ATLANTA - Georgia education officials on Thursday ordered investigations at 191 schools across the state where they found evidence of tampering on answer sheets for the state's standardized achievement test.

The order came after an inquiry on cheating by the Governor's Office of Student Achievement raised red flags regarding one in five of Georgia's 1,857 public elementary and middle schools. A large proportion of the schools were in Atlanta.

The inquiry flagged any school that had an abnormal number of erasures on answer sheets where the answers were changed from wrong to right, suggesting deliberate interference by teachers, principals or other administrators.

Experts said it could become one of the largest cheating scandals in the era of widespread standardized testing.

"This is the biggest erasure problem I've ever seen," said Gregory Cizek, a testing expert at the University of North Carolina. "This doesn't suggest that it was just kids randomly changing their answers; it suggests a pattern of unethical behavior on the part of either kids or educators."

Cizek praised Georgia for conducting the analysis, saying that many states do not monitor erasure rates to check for potential cheating.

Kathleen Mathers, the executive director of the state Office of Student Achievement, which is separate from the state Department of Education and is controlled by Gov. Sonny Perdue, said the statewide analysis was done after a smaller one -- prompted in part by articles in the Atlanta Journal-Constitution -- led to an inquiry that found cheating at four schools. "It's an extra step to take to make sure the data accurately represents what our kids have learned, so that we know the best way to help them," Mathers said.

The Georgia analysis looked at 2009 test results from more than 125,000 students taking the state's Criterion-Referenced Competency Test, given in first through eighth grades in reading, language and math.
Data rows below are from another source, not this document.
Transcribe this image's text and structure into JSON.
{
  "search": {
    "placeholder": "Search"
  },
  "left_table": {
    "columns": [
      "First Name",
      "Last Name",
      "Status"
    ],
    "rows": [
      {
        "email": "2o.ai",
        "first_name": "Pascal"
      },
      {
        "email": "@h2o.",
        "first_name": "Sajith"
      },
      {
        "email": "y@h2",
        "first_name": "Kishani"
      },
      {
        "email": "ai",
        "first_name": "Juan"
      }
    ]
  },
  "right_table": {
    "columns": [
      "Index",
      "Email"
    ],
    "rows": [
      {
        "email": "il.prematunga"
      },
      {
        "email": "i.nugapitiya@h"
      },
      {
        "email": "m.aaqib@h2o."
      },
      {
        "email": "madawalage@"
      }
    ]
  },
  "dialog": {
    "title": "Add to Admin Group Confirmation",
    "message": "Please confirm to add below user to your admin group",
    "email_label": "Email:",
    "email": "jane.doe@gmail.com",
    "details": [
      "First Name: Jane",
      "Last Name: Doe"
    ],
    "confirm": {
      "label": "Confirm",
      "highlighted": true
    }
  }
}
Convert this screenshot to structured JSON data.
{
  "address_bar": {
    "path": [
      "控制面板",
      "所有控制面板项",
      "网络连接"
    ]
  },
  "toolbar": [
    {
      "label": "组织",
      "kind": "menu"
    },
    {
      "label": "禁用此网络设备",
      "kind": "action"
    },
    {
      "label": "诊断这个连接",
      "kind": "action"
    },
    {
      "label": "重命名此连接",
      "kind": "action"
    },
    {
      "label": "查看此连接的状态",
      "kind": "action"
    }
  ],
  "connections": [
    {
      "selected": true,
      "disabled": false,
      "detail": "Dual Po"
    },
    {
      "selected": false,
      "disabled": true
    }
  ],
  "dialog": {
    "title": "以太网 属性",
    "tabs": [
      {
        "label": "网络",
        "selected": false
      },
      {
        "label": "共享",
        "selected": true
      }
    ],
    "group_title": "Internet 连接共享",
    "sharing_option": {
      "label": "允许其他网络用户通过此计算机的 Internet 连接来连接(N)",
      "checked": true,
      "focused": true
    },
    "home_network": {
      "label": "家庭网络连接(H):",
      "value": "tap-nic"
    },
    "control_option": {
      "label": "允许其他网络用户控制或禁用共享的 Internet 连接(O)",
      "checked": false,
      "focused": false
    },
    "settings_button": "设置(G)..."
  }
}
The test is used primarily to measure school progress under the federal No Child Left Behind law. Students in some grades must pass the test before they can be promoted.